Have you ever been slaving away at work and wished you could take a quick nap? Then you may want to consider moving abroad! 'Siestas' - where workers take a 60-90 minute nap after they've eaten their lunch - are common in Mediterranean countries such as Spain, as well as the Philippines and South America. Let's look at the many benefits of siestas for tired workers.
Improved cognitive function
Many sleep experts believe that taking short naps (of between 15-20 minutes) during the day can improve cognitive function. This can result in increased productivity in the workplace, which can be great for a business's balance sheet. So, rather than being a sign of laziness and an unprofessional work attitude, siestas can actually result in improved performance during the work day.
Provides a memory boost
We also know that other leading researchers have explored the effects of napping on memory. Back in 2007, a German study was carried out whereby participants were asked to memorise a list of words.

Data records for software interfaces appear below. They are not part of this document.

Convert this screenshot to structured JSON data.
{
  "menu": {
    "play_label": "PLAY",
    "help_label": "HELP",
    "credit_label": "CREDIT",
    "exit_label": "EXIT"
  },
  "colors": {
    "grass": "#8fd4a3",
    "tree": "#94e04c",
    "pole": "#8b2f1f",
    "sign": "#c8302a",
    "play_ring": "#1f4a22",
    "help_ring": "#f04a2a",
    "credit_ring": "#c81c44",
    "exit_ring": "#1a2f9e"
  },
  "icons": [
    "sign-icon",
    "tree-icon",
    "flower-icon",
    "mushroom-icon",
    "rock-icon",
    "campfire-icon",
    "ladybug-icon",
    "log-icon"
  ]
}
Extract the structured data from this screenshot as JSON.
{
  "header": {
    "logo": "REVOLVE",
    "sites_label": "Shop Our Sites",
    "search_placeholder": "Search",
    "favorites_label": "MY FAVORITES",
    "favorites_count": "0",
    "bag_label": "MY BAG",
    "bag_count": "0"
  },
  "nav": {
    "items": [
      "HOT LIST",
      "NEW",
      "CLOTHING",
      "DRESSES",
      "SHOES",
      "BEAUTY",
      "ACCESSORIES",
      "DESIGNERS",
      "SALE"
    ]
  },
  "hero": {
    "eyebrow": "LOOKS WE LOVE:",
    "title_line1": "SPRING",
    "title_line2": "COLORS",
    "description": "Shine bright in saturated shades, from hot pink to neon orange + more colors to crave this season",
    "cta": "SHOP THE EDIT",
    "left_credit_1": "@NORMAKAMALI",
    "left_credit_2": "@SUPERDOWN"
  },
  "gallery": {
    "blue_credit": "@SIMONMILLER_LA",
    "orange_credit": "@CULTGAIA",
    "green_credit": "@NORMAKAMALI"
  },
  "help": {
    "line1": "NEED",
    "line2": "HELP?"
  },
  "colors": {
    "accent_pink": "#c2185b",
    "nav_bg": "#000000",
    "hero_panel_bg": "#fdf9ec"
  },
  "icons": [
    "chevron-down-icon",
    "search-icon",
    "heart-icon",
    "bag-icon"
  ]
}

During the next half an hour, they napped, with some people having short naps, other long naps, and some not napping at all. They were then asked to tell the researchers what words they could remember from the list. The results demonstrated quite clearly that memory improves after a nap, and that improvement is greater the longer the sleep.
We found that interestingly, a really short nap of around six minutes dramatically improves memory function. So, for managers who want to boost their employee’s memory function, it could be worth introducing short siestas to the working day and investing in a ‘nap’ room. We can help companies with this.
Lower blood pressure
One study has discovered that siestas are linked with a 37% reduction in coronary mortality. This is possibly due to reduced cardiovascular stress during daytime sleep. Whilst experts admit that they're not sure whether the benefit comes from the nap itself, the reclined position during sleep, or simply the expectation of a nap, they agreed that this decrease in blood pressure could be why those who take naps have lower coronary mortality.
As you can see, siestas come with a whole range of benefits, from making you more productivity at work to improving your cardiovascular health. However, scientists do state that napping is only beneficial if it forms part of an individual's regular daytime routine, rather than serving as a one-off. What's more, sleeping too long can have detrimental effects. A siesta shouldn't be longer than half an hour and should be taken on a couch or armchair, rather than in a bed (where you're more likely to fall into a deeper sleep). Entering a deep sleep state can lead to you being unable to sleep at night.